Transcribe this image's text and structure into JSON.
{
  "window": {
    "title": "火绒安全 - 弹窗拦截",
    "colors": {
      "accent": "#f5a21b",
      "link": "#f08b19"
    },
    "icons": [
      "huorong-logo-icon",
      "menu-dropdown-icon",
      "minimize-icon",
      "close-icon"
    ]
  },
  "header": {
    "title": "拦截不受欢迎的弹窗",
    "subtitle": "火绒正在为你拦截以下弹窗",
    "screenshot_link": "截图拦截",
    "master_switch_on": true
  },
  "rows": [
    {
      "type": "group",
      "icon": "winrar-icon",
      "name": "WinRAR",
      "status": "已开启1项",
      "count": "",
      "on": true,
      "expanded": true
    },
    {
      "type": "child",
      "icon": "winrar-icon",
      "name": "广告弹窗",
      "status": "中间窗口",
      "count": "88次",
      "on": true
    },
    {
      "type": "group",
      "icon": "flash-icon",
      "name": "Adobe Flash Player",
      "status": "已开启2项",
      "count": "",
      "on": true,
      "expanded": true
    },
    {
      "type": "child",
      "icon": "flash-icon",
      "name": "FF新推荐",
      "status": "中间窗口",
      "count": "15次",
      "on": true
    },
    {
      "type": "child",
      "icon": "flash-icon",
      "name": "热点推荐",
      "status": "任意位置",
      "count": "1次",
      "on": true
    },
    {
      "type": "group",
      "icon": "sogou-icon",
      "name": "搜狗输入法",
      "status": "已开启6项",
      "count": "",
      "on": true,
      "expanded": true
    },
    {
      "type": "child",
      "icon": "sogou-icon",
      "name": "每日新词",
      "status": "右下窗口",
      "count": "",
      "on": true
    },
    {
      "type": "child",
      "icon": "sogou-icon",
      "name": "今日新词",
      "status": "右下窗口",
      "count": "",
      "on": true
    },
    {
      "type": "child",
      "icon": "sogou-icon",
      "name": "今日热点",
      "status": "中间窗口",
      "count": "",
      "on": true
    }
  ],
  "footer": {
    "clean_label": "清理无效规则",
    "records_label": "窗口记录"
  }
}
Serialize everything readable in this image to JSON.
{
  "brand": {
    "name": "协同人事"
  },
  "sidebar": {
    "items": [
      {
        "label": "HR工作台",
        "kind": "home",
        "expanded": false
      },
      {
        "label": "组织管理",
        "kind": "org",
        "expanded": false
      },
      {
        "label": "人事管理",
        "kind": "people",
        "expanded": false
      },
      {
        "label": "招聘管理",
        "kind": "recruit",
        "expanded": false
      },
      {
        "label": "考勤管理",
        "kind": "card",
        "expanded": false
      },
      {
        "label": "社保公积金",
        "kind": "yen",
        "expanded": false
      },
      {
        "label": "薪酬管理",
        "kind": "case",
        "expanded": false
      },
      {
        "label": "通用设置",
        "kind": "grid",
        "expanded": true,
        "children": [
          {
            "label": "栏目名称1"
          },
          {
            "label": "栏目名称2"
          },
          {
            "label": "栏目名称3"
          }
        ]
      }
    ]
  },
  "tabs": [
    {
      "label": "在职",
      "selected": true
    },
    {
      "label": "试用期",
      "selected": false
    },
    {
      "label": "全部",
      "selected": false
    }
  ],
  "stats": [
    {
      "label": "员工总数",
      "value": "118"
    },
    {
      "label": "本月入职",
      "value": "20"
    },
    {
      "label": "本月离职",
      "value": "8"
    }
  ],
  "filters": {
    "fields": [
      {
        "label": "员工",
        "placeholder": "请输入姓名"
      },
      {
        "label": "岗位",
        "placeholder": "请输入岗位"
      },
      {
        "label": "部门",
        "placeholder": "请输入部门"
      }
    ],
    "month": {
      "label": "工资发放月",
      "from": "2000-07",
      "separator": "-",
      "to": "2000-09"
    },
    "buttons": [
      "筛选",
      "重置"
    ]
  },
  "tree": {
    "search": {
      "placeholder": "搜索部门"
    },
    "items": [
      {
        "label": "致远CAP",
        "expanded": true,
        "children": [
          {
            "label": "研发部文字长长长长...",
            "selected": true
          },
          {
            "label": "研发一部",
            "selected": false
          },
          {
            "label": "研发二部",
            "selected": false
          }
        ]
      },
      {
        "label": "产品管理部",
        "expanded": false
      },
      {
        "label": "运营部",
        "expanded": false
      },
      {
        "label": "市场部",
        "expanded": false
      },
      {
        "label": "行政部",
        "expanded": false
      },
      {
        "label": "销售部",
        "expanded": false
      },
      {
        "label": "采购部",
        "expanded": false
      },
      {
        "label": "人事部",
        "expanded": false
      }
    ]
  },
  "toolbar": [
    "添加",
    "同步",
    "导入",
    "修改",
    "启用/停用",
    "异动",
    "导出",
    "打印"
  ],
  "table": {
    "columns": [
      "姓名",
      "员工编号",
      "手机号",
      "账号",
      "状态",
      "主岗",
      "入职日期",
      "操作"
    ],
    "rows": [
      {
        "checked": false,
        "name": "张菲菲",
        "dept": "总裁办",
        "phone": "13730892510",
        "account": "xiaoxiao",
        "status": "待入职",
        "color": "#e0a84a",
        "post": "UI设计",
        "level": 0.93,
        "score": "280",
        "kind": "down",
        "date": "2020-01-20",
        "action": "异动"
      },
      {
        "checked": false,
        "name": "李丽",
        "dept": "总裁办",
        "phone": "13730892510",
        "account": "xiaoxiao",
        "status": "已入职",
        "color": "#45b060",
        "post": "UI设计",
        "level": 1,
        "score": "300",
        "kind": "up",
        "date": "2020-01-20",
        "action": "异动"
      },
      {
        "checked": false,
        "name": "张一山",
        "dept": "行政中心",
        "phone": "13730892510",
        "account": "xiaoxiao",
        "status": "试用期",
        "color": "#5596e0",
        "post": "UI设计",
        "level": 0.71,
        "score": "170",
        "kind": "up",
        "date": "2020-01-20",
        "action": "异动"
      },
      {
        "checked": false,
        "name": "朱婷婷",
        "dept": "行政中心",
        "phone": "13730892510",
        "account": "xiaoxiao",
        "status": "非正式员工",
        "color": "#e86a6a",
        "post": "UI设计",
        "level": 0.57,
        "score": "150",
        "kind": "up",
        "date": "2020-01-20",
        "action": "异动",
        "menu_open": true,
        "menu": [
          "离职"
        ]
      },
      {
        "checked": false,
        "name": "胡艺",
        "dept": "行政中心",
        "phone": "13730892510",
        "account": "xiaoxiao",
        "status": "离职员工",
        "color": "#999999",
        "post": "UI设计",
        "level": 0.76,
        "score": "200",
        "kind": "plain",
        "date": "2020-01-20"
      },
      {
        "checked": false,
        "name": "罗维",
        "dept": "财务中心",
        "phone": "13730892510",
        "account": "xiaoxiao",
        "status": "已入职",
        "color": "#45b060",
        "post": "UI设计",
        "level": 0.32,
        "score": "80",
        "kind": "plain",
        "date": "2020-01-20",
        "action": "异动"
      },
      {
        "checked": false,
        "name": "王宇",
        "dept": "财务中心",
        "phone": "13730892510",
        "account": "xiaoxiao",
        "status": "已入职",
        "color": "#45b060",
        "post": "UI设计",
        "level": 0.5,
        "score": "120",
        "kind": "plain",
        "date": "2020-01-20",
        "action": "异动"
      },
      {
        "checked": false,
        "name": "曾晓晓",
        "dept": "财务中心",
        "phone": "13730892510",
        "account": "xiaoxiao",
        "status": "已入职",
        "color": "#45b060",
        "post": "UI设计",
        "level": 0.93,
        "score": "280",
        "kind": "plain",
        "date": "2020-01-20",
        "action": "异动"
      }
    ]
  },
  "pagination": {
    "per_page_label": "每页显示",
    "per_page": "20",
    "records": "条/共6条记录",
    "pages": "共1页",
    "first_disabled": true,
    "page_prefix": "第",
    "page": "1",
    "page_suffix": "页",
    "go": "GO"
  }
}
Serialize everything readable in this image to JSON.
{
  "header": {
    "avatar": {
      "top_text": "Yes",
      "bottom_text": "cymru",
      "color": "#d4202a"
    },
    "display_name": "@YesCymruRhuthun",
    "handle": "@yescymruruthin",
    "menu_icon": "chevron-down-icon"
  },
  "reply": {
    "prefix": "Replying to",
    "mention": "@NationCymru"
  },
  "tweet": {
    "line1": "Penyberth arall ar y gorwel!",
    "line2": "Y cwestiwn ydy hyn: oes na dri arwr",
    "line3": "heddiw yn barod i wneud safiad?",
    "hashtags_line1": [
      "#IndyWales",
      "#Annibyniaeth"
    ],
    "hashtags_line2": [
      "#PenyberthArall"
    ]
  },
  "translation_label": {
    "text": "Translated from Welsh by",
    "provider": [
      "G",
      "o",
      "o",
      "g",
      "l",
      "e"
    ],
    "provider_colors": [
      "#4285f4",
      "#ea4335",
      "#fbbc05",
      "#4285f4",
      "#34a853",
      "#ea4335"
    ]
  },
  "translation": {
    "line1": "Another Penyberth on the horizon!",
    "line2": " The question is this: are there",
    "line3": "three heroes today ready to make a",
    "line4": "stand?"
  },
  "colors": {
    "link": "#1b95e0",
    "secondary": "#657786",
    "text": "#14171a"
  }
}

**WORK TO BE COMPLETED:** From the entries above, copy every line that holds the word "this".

**EXERCISE SOLUTION:**
Transcribe this image's text and structure into JSON.
Serialize everything readable in this image to JSON.
Serialize everything readable in this image to JSON.
    "line2": " The question is this: are there",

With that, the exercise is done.